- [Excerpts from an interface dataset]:
● ● ● ● ● ● ●
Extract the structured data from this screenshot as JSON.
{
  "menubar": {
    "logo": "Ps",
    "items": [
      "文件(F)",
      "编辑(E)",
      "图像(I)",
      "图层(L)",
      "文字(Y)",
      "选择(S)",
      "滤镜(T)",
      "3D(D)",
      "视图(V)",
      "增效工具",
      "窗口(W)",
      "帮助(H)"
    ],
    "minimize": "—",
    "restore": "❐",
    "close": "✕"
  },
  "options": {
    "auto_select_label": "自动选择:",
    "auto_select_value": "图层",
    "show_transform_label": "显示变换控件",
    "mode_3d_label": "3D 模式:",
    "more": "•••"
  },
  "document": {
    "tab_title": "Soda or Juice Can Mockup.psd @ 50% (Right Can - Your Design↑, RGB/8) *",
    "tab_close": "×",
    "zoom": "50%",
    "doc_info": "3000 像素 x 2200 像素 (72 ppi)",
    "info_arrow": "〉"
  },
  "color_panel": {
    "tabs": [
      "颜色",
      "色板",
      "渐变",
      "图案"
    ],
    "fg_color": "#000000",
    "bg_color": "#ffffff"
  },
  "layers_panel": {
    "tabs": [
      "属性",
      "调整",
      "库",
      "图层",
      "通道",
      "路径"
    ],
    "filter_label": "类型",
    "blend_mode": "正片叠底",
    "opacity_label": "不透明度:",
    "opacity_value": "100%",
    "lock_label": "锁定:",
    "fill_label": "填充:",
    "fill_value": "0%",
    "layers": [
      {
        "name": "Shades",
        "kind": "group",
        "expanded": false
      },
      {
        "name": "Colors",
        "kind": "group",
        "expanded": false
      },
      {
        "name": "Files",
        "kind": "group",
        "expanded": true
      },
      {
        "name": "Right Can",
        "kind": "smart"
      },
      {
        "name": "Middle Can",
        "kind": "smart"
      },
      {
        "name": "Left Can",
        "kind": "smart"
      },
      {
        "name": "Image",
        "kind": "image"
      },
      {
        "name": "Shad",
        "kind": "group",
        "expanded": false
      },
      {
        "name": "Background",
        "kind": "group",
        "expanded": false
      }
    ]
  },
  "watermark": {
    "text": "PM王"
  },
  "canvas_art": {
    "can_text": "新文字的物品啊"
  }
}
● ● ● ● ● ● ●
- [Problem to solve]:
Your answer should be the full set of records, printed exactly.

- [Problem solution]:
Extract the structured data from this screenshot as JSON.
{
  "menubar": {
    "logo": "Ps",
    "items": [
      "文件(F)",
      "编辑(E)",
      "图像(I)",
      "图层(L)",
      "文字(Y)",
      "选择(S)",
      "滤镜(T)",
      "3D(D)",
      "视图(V)",
      "增效工具",
      "窗口(W)",
      "帮助(H)"
    ],
    "minimize": "—",
    "restore": "❐",
    "close": "✕"
  },
  "options": {
    "auto_select_label": "自动选择:",
    "auto_select_value": "图层",
    "show_transform_label": "显示变换控件",
    "mode_3d_label": "3D 模式:",
    "more": "•••"
  },
  "document": {
    "tab_title": "Soda or Juice Can Mockup.psd @ 50% (Right Can - Your Design↑, RGB/8) *",
    "tab_close": "×",
    "zoom": "50%",
    "doc_info": "3000 像素 x 2200 像素 (72 ppi)",
    "info_arrow": "〉"
  },
  "color_panel": {
    "tabs": [
      "颜色",
      "色板",
      "渐变",
      "图案"
    ],
    "fg_color": "#000000",
    "bg_color": "#ffffff"
  },
  "layers_panel": {
    "tabs": [
      "属性",
      "调整",
      "库",
      "图层",
      "通道",
      "路径"
    ],
    "filter_label": "类型",
    "blend_mode": "正片叠底",
    "opacity_label": "不透明度:",
    "opacity_value": "100%",
    "lock_label": "锁定:",
    "fill_label": "填充:",
    "fill_value": "0%",
    "layers": [
      {
        "name": "Shades",
        "kind": "group",
        "expanded": false
      },
      {
        "name": "Colors",
        "kind": "group",
        "expanded": false
      },
      {
        "name": "Files",
        "kind": "group",
        "expanded": true
      },
      {
        "name": "Right Can",
        "kind": "smart"
      },
      {
        "name": "Middle Can",
        "kind": "smart"
      },
      {
        "name": "Left Can",
        "kind": "smart"
      },
      {
        "name": "Image",
        "kind": "image"
      },
      {
        "name": "Shad",
        "kind": "group",
        "expanded": false
      },
      {
        "name": "Background",
        "kind": "group",
        "expanded": false
      }
    ]
  },
  "watermark": {
    "text": "PM王"
  },
  "canvas_art": {
    "can_text": "新文字的物品啊"
  }
}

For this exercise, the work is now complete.